Learn how much the Dow Jones Industrial Average has changed and why it is a poor indicator to gauge stock performance.
I decided to research changes in the DJIA.
How many companies from the last 20 years are the same and how many have changed?
I researched the companies in the DJIA from 1997 – 2017.
(By the way, in the last 18 years, the Dow doubled from 10,000 to 20,000.
That’s an average of a 4% return).
How many companies in the Dow are the same today? Are we comparing apples to apples?
For example, if I go to the grocery store and pick out 30 different cans of food – olives, soup, green beans, peaches, etc. and add up the prices for each can, then twenty years later I change 10 cans and compare the prices to the original group of 30 cans from 20 years ago to today’s group of 30 cans, what is that telling me?
All we know is 66% of the cans are the same.
That’s what the Dow Jones Industrial Average is like.
Only 66% are the same companies from 20 years ago.
The DJIA lost these 10 companies:
AT & T
There’s only one original company still in the 100 year old Dow: General Electric
So don’t get caught up in rah rah! Dow 20,000!
It means nothing! OK, it means two thirds of the companies have probably increased in value. That’s all you can presume!
Use the S & P 500 as your indicator. It changes too, but covers 65% of all stocks in the stock market.

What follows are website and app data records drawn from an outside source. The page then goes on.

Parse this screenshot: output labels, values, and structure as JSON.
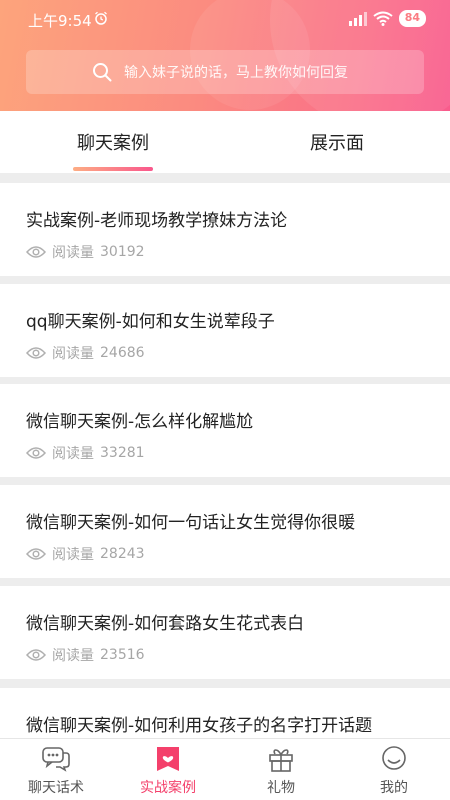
{
  "status": {
    "time": "上午9:54",
    "battery": "84"
  },
  "search": {
    "placeholder": "输入妹子说的话，马上教你如何回复"
  },
  "tabs": [
    {
      "label": "聊天案例",
      "active": true
    },
    {
      "label": "展示面",
      "active": false
    }
  ],
  "articles": [
    {
      "title": "实战案例-老师现场教学撩妹方法论",
      "views_label": "阅读量",
      "views": "30192"
    },
    {
      "title": "qq聊天案例-如何和女生说荤段子",
      "views_label": "阅读量",
      "views": "24686"
    },
    {
      "title": "微信聊天案例-怎么样化解尴尬",
      "views_label": "阅读量",
      "views": "33281"
    },
    {
      "title": "微信聊天案例-如何一句话让女生觉得你很暖",
      "views_label": "阅读量",
      "views": "28243"
    },
    {
      "title": "微信聊天案例-如何套路女生花式表白",
      "views_label": "阅读量",
      "views": "23516"
    },
    {
      "title": "微信聊天案例-如何利用女孩子的名字打开话题",
      "views_label": "",
      "views": ""
    }
  ],
  "bottom_nav": [
    {
      "label": "聊天话术",
      "icon": "chat-bubbles-icon",
      "active": false
    },
    {
      "label": "实战案例",
      "icon": "bookmark-heart-icon",
      "active": true
    },
    {
      "label": "礼物",
      "icon": "gift-icon",
      "active": false
    },
    {
      "label": "我的",
      "icon": "smile-face-icon",
      "active": false
    }
  ],
  "colors": {
    "accent": "#f4406b",
    "gradient_start": "#fda47c",
    "gradient_end": "#f95b8c"
  }
}
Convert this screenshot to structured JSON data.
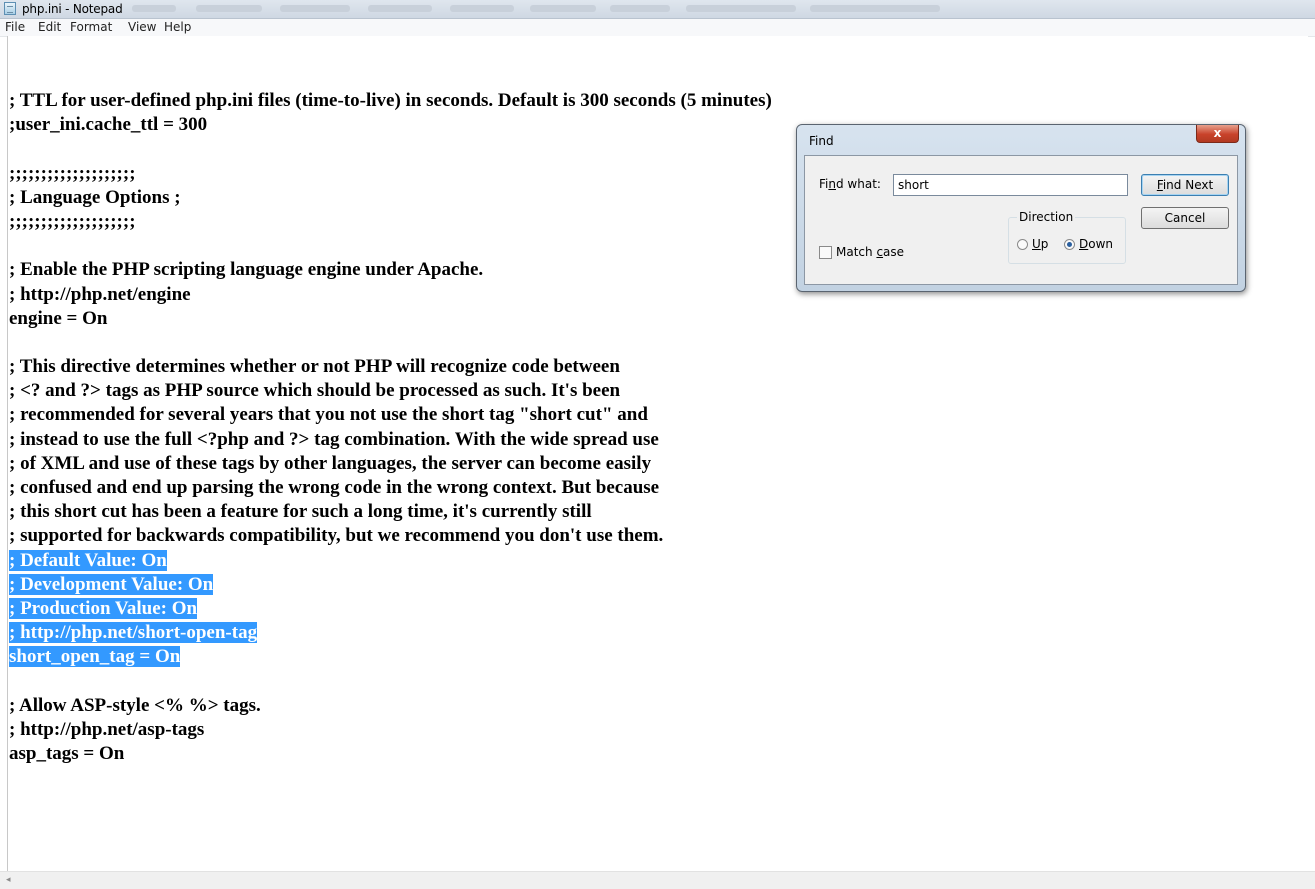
{
  "window": {
    "title": "php.ini - Notepad"
  },
  "menu": [
    "File",
    "Edit",
    "Format",
    "View",
    "Help"
  ],
  "editor": {
    "lines": [
      "; TTL for user-defined php.ini files (time-to-live) in seconds. Default is 300 seconds (5 minutes)",
      ";user_ini.cache_ttl = 300",
      "",
      ";;;;;;;;;;;;;;;;;;;;",
      "; Language Options ;",
      ";;;;;;;;;;;;;;;;;;;;",
      "",
      "; Enable the PHP scripting language engine under Apache.",
      "; http://php.net/engine",
      "engine = On",
      "",
      "; This directive determines whether or not PHP will recognize code between",
      "; <? and ?> tags as PHP source which should be processed as such. It's been",
      "; recommended for several years that you not use the short tag \"short cut\" and",
      "; instead to use the full <?php and ?> tag combination. With the wide spread use",
      "; of XML and use of these tags by other languages, the server can become easily",
      "; confused and end up parsing the wrong code in the wrong context. But because",
      "; this short cut has been a feature for such a long time, it's currently still",
      "; supported for backwards compatibility, but we recommend you don't use them.",
      "; Default Value: On",
      "; Development Value: On",
      "; Production Value: On",
      "; http://php.net/short-open-tag",
      "short_open_tag = On",
      "",
      "; Allow ASP-style <% %> tags.",
      "; http://php.net/asp-tags",
      "asp_tags = On"
    ],
    "selected_line_indices": [
      19,
      20,
      21,
      22,
      23
    ]
  },
  "find_dialog": {
    "title": "Find",
    "close_label": "x",
    "find_what_label_prefix": "Fi",
    "find_what_label_hotkey": "n",
    "find_what_label_suffix": "d what:",
    "search_value": "short",
    "find_next_label": "Find Next",
    "find_next_hotkey": "F",
    "find_next_rest": "ind Next",
    "cancel_label": "Cancel",
    "direction_label": "Direction",
    "up_label": "Up",
    "up_hotkey": "U",
    "up_rest": "p",
    "down_label": "Down",
    "down_hotkey": "D",
    "down_rest": "own",
    "direction_selected": "Down",
    "match_case_prefix": "Match ",
    "match_case_hotkey": "c",
    "match_case_rest": "ase",
    "match_case_checked": false
  },
  "icons": {
    "app": "notepad-icon",
    "close": "close-icon",
    "scroll_left": "scroll-left-arrow-icon"
  },
  "colors": {
    "selection": "#3399ff",
    "close_button": "#c8422a"
  },
  "scrollbar": {
    "left_arrow": "◂"
  }
}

Professional money managers are paid based on the S & P, not the Dow.
Be savvy. Don’t be fooled by marketing ploys.